_Data to examine:_
BEGIN

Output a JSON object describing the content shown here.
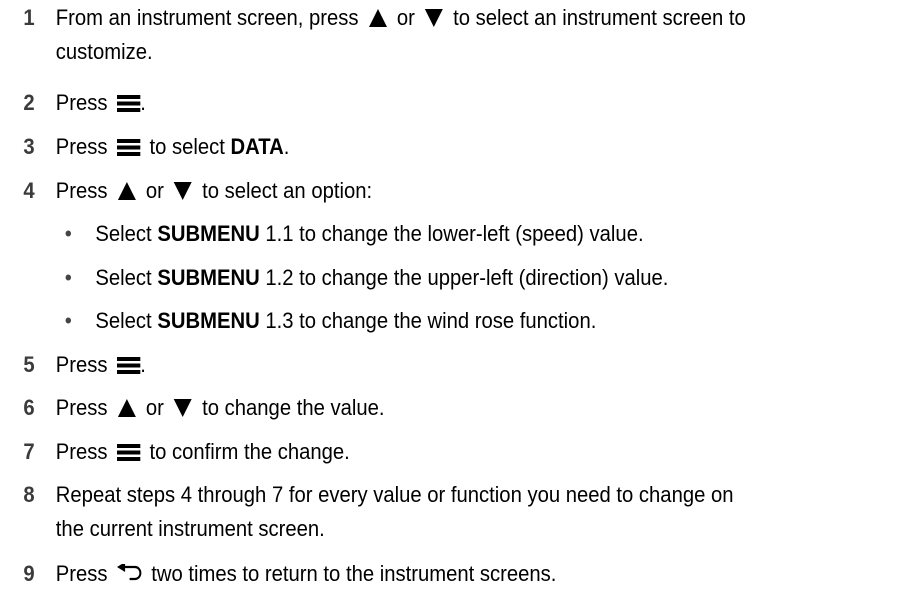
{
  "steps": [
    {
      "num": "1",
      "t1": "From an instrument screen, press",
      "t2": "or",
      "t3": "to select an instrument screen to",
      "t4": "customize."
    },
    {
      "num": "2",
      "t1": "Press",
      "t2": "."
    },
    {
      "num": "3",
      "t1": "Press",
      "t2": "to select",
      "bold": "DATA",
      "t3": "."
    },
    {
      "num": "4",
      "t1": "Press",
      "t2": "or",
      "t3": "to select an option:"
    },
    {
      "num": "5",
      "t1": "Press",
      "t2": "."
    },
    {
      "num": "6",
      "t1": "Press",
      "t2": "or",
      "t3": "to change the value."
    },
    {
      "num": "7",
      "t1": "Press",
      "t2": "to confirm the change."
    },
    {
      "num": "8",
      "t1": "Repeat steps 4 through 7 for every value or function you need to change on",
      "t2": "the current instrument screen."
    },
    {
      "num": "9",
      "t1": "Press",
      "t2": "two times to return to the instrument screens."
    }
  ],
  "options": [
    {
      "pre": "Select",
      "bold": "SUBMENU",
      "post": "1.1 to change the lower-left (speed) value."
    },
    {
      "pre": "Select",
      "bold": "SUBMENU",
      "post": "1.2 to change the upper-left (direction) value."
    },
    {
      "pre": "Select",
      "bold": "SUBMENU",
      "post": "1.3 to change the wind rose function."
    }
  ],
  "bullet": "•",
  "icons": {
    "up": "up-arrow-icon",
    "down": "down-arrow-icon",
    "menu": "menu-icon",
    "back": "back-icon"
  }
}
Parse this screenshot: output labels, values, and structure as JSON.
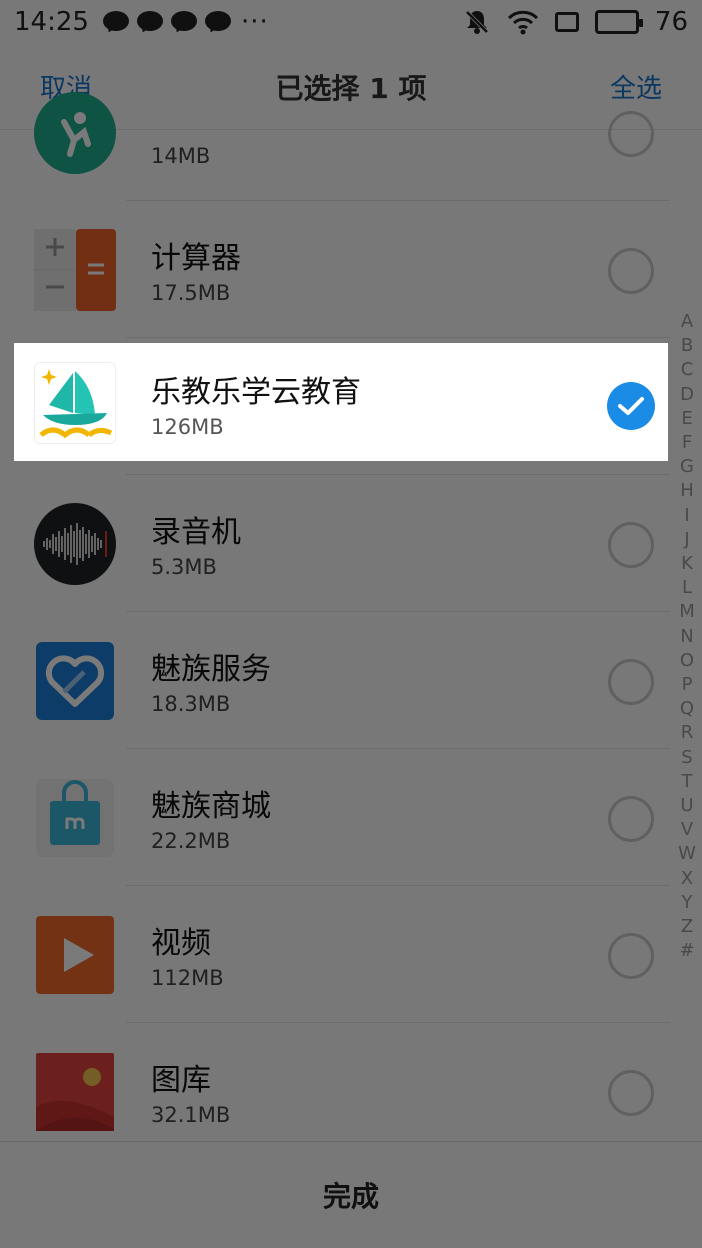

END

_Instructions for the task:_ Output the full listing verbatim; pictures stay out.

_Solution to this exercise:_
Output a JSON object describing the content shown here.
{
  "steps": [
    {
      "num": "1",
      "t1": "From an instrument screen, press",
      "t2": "or",
      "t3": "to select an instrument screen to",
      "t4": "customize."
    },
    {
      "num": "2",
      "t1": "Press",
      "t2": "."
    },
    {
      "num": "3",
      "t1": "Press",
      "t2": "to select",
      "bold": "DATA",
      "t3": "."
    },
    {
      "num": "4",
      "t1": "Press",
      "t2": "or",
      "t3": "to select an option:"
    },
    {
      "num": "5",
      "t1": "Press",
      "t2": "."
    },
    {
      "num": "6",
      "t1": "Press",
      "t2": "or",
      "t3": "to change the value."
    },
    {
      "num": "7",
      "t1": "Press",
      "t2": "to confirm the change."
    },
    {
      "num": "8",
      "t1": "Repeat steps 4 through 7 for every value or function you need to change on",
      "t2": "the current instrument screen."
    },
    {
      "num": "9",
      "t1": "Press",
      "t2": "two times to return to the instrument screens."
    }
  ],
  "options": [
    {
      "pre": "Select",
      "bold": "SUBMENU",
      "post": "1.1 to change the lower-left (speed) value."
    },
    {
      "pre": "Select",
      "bold": "SUBMENU",
      "post": "1.2 to change the upper-left (direction) value."
    },
    {
      "pre": "Select",
      "bold": "SUBMENU",
      "post": "1.3 to change the wind rose function."
    }
  ],
  "bullet": "•",
  "icons": {
    "up": "up-arrow-icon",
    "down": "down-arrow-icon",
    "menu": "menu-icon",
    "back": "back-icon"
  }
}
Parse this screenshot: output labels, values, and structure as JSON.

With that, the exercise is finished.